:: Extracted material

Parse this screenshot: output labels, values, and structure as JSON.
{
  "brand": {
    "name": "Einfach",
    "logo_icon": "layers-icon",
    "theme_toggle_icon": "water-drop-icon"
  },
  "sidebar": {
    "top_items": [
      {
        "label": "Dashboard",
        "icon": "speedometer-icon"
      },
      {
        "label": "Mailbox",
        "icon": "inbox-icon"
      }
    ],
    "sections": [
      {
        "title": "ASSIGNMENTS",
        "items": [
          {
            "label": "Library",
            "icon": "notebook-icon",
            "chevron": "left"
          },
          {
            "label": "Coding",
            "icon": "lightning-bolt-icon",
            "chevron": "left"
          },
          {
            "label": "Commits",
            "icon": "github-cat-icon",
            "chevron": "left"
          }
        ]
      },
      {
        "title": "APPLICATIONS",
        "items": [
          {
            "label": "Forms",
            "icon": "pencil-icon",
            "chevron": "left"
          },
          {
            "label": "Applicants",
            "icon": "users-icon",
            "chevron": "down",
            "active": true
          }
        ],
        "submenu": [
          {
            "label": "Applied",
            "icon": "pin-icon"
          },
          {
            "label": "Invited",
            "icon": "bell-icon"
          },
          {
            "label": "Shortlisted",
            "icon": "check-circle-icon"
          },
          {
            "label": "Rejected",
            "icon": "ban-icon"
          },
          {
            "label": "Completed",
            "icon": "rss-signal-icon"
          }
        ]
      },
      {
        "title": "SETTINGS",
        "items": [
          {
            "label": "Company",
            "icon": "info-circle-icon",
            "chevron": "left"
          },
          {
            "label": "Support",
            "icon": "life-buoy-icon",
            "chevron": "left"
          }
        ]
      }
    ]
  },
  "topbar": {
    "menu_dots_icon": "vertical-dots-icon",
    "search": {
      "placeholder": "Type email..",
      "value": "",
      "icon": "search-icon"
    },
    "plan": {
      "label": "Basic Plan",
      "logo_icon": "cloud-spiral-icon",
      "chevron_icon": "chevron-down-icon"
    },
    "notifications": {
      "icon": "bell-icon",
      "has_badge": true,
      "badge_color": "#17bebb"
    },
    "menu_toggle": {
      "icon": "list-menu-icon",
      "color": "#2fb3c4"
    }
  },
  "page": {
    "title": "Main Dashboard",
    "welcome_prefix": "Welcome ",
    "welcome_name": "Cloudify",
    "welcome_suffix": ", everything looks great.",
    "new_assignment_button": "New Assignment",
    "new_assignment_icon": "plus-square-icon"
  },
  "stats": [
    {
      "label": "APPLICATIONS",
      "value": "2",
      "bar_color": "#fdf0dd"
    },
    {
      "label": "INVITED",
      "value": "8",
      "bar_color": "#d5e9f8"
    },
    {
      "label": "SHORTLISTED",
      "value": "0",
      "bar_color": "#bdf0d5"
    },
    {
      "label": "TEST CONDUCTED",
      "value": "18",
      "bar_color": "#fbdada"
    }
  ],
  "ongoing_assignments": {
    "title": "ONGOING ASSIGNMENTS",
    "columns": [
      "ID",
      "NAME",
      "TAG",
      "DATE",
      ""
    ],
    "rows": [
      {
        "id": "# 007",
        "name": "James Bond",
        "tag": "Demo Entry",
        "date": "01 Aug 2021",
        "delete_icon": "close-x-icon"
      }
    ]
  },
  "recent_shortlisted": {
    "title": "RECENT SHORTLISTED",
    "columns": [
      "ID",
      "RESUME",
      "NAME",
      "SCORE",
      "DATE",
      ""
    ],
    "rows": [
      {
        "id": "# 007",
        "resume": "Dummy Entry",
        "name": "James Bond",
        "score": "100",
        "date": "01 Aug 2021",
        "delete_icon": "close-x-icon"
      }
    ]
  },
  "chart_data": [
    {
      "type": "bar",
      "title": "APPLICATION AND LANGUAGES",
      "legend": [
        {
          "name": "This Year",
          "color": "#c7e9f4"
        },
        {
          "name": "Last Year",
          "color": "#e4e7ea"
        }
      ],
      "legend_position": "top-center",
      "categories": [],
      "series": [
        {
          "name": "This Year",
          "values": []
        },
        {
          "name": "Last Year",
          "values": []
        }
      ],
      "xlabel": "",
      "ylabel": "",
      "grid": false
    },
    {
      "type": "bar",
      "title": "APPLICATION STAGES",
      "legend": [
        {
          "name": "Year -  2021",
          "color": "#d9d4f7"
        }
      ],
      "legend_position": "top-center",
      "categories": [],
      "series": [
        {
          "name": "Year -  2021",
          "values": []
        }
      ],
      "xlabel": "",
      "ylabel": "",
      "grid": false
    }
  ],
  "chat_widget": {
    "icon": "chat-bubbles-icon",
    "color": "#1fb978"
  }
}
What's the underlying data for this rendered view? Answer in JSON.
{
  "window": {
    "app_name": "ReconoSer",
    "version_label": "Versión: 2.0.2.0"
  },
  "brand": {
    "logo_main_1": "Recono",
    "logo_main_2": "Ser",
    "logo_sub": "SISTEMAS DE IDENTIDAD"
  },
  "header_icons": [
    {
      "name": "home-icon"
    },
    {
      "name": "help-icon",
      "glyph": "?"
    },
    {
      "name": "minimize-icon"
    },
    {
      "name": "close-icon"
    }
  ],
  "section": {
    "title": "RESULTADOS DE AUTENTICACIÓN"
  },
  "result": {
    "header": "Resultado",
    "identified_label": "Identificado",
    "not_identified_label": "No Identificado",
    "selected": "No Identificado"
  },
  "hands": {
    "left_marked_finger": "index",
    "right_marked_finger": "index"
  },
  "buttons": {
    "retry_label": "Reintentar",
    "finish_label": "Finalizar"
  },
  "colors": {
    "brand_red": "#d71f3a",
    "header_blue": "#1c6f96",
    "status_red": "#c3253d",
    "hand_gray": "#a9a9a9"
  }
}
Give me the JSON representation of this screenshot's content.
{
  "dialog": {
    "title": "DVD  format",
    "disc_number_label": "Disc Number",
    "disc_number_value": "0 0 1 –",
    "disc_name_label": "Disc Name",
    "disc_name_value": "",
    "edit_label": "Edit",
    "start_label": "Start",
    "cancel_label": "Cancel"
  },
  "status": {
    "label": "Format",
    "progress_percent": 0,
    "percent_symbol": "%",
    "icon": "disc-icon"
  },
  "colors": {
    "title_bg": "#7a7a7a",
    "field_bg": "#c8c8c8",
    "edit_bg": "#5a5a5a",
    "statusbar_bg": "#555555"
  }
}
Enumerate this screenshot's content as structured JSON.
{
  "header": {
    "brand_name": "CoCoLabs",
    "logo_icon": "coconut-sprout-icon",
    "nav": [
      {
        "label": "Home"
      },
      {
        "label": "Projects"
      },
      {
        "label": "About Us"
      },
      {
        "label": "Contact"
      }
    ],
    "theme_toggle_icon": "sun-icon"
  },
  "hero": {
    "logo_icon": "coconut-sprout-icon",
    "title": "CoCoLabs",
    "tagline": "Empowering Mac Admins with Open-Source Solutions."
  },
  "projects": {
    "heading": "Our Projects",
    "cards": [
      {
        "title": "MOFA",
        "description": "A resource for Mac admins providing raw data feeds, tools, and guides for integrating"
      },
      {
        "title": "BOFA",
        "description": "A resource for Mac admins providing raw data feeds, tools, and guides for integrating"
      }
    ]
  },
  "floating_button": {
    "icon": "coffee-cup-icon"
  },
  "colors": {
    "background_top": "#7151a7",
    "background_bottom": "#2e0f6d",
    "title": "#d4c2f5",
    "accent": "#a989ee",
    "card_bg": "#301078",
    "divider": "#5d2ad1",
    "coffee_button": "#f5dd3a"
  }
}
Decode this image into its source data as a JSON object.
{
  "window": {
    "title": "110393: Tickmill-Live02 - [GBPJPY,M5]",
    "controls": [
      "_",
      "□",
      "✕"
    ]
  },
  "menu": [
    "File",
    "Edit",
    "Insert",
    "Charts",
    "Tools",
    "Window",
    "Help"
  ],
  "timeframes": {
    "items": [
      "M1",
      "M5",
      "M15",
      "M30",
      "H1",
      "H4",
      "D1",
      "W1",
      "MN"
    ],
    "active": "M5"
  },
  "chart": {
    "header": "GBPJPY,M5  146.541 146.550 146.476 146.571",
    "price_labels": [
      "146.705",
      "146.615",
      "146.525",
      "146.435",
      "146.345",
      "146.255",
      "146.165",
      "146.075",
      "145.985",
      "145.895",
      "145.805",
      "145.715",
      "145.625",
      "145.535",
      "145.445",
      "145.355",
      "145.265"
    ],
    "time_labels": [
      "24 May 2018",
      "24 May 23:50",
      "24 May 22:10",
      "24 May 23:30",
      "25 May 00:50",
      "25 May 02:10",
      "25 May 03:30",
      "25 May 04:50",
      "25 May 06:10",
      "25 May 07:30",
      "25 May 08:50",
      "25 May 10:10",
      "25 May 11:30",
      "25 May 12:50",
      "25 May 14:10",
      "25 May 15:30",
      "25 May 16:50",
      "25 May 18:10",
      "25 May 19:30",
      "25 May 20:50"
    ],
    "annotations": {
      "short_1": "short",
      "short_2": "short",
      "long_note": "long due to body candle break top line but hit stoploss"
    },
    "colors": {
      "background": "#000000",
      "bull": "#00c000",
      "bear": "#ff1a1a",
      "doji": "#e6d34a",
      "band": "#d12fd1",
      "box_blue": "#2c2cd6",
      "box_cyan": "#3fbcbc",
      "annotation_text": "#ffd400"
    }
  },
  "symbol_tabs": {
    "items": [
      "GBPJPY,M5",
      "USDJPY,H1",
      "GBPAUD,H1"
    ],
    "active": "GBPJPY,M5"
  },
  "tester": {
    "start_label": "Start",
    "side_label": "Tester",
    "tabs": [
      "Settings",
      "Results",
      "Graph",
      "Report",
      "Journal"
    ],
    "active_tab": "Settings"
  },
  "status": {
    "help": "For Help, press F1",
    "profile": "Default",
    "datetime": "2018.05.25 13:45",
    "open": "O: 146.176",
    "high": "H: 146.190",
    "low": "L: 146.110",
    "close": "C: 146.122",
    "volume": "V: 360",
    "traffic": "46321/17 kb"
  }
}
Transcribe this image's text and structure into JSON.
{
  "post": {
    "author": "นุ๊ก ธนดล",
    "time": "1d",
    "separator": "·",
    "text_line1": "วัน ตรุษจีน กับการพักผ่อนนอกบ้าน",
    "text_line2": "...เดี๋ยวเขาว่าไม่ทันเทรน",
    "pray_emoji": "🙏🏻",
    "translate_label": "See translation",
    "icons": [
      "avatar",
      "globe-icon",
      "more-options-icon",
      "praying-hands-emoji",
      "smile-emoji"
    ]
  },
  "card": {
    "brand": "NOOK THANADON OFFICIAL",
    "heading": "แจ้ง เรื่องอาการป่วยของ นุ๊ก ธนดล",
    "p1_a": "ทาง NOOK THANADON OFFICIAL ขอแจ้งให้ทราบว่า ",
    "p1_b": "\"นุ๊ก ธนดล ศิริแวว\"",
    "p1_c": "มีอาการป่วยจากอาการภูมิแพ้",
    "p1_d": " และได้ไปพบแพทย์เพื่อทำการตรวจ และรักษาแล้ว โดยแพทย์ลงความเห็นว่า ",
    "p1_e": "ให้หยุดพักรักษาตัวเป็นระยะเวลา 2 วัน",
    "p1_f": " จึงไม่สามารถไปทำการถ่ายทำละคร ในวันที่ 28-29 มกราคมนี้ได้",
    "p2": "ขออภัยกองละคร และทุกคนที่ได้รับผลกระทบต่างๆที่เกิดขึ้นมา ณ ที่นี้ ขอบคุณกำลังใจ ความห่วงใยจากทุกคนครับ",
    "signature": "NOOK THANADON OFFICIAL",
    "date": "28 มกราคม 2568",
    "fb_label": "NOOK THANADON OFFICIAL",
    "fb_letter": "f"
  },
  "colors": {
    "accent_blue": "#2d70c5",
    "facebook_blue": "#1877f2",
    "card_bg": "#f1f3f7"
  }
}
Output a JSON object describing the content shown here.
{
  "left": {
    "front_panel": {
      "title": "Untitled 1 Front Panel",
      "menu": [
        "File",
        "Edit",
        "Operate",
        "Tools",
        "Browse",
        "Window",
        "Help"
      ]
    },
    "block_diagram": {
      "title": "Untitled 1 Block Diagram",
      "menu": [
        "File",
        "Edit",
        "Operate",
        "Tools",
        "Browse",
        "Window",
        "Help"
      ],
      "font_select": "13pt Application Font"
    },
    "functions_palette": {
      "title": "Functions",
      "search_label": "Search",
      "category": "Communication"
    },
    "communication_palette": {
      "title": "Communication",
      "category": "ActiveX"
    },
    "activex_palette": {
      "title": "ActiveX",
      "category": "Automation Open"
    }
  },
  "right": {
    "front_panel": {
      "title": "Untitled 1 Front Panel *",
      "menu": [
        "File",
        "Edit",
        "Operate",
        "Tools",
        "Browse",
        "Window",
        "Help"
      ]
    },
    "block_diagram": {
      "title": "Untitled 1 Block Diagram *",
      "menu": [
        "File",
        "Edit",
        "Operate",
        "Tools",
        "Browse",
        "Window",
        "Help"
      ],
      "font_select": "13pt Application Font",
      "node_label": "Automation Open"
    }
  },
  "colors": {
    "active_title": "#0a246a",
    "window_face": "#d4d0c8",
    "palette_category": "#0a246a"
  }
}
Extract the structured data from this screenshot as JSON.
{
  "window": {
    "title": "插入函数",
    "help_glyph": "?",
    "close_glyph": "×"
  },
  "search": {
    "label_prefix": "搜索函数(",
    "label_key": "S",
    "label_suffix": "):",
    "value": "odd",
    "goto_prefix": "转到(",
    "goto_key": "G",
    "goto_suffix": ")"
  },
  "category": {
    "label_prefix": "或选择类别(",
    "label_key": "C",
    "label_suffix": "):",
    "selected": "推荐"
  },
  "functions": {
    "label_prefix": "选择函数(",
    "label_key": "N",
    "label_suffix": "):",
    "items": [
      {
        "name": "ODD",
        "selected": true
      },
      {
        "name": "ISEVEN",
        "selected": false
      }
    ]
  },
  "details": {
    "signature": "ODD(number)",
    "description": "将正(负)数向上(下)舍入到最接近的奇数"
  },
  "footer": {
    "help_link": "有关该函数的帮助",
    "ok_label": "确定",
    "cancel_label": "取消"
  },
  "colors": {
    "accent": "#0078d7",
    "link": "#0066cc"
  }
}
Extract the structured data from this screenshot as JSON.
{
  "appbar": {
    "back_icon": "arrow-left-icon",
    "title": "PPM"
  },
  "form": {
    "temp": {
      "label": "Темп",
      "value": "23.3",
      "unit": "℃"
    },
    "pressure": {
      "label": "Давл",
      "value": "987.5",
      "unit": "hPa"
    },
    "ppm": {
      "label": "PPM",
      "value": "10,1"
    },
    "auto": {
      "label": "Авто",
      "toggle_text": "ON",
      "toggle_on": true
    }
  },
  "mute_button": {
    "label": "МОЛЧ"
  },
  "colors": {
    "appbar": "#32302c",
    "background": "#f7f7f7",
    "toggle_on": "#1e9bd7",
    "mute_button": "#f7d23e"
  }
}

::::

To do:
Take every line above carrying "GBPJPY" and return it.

Solution to this exercise:
    "title": "110393: Tickmill-Live02 - [GBPJPY,M5]",
    "header": "GBPJPY,M5  146.541 146.550 146.476 146.571",
      "GBPJPY,M5",
    "active": "GBPJPY,M5"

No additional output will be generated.